Implementing these standard operating procedures and general industry practices and standards of care should minimize hazards inherent in embalming and protect funeral home workers.
In affirming the safety of embalming victims of confirmed or suspected COVID-19, the CDC noted:
- Proper PPE should be used (e.g. disposable gown, faceshield or goggles, and facemask). If aerosols are likely to be generated, then respiratory protection (e.g., NIOSH-approved N-95 respirator or higher level of protection) should be worn.
- See: CDC recommendations about selecting appropriate PPE.
- Additional information about PPE for aerosol-generating procedures can be found in the CDC’s Postmortem Guidance (see the section “PPE Recommendations for Autopsies”).
- Noted embalming experts have created videos for funeral professionals explaining safety protocols, including how to minimize aerosolization of fluids.
- The CDC indicated one control option may be to embalm without aspiration to minimize the production of aerosols.
- While guidance for autopsies recommends negative-pressure isolation rooms as a first choice, most funeral homes do not have those types of rooms. In the absence of isolation rooms, when aerosols may be generated, the CDC offers other recommendations, such as keeping the door to the prep room closed.
- The CDC offers other environmental controls in its Postmortem Guidance (see the section “Engineering Control Recommendations for Autopsies”).

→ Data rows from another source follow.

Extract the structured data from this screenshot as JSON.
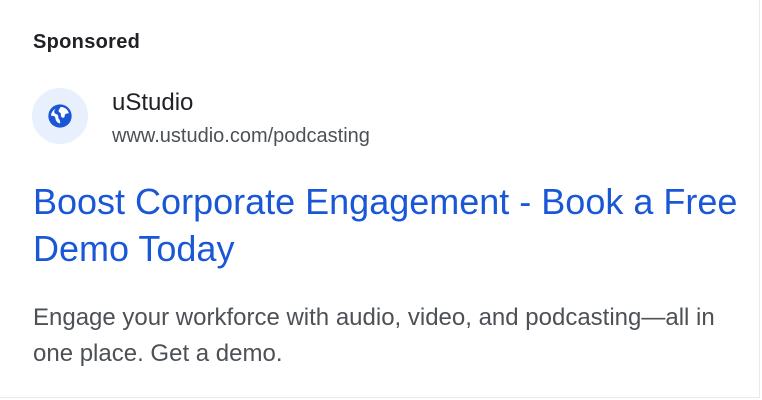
{
  "ad": {
    "sponsored_label": "Sponsored",
    "site_name": "uStudio",
    "site_url": "www.ustudio.com/podcasting",
    "headline": "Boost Corporate Engagement - Book a Free Demo Today",
    "description": "Engage your workforce with audio, video, and podcasting—all in one place. Get a demo.",
    "favicon_icon": "globe-icon"
  },
  "colors": {
    "headline": "#1a57d6",
    "icon": "#1a57d6",
    "icon_background": "#e8f0fe",
    "body_text": "#4d5156"
  }
}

- Funeral home owners and managers should know the importance of OSHA requirements to conduct hazard assessments/risk determinations to prevent workers’ exposure to health and safety risks. If risks cannot be controlled using the hierarchy of controls approach, then the procedure(s) should not be conducted because the risks may not be properly managed.
- Another administrative control that should be considered is whether funeral directors over the age of 65 or with preexisting medical conditions should embalm confirmed or suspected COVID-19 cases.
The CDC noted its appreciation of the summary of its guidance on NFDA’s COVID-19 Information Hub.